Stored items
= = =

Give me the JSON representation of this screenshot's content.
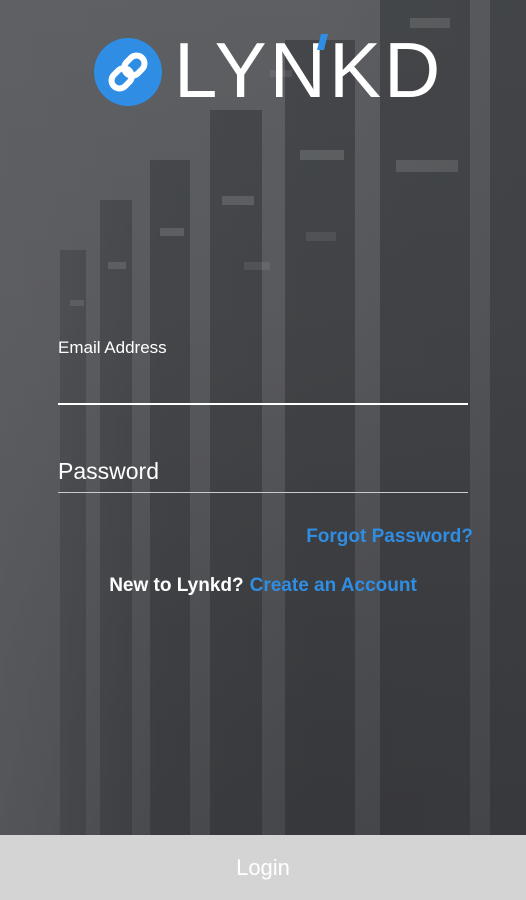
{
  "brand": {
    "logo_text": "LYNKD",
    "logo_icon": "chain-link-icon",
    "accent_color": "#2f8ee3"
  },
  "form": {
    "email_label": "Email Address",
    "email_value": "",
    "password_placeholder": "Password",
    "password_value": ""
  },
  "links": {
    "forgot_password": "Forgot Password?",
    "signup_prompt": "New to Lynkd?",
    "create_account": "Create an Account"
  },
  "actions": {
    "login_label": "Login",
    "login_bg_color": "#d4d4d4"
  }
}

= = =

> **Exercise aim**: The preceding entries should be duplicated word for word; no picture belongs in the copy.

> **Answer**:
Give me the JSON representation of this screenshot's content.
{
  "brand": {
    "logo_text": "LYNKD",
    "logo_icon": "chain-link-icon",
    "accent_color": "#2f8ee3"
  },
  "form": {
    "email_label": "Email Address",
    "email_value": "",
    "password_placeholder": "Password",
    "password_value": ""
  },
  "links": {
    "forgot_password": "Forgot Password?",
    "signup_prompt": "New to Lynkd?",
    "create_account": "Create an Account"
  },
  "actions": {
    "login_label": "Login",
    "login_bg_color": "#d4d4d4"
  }
}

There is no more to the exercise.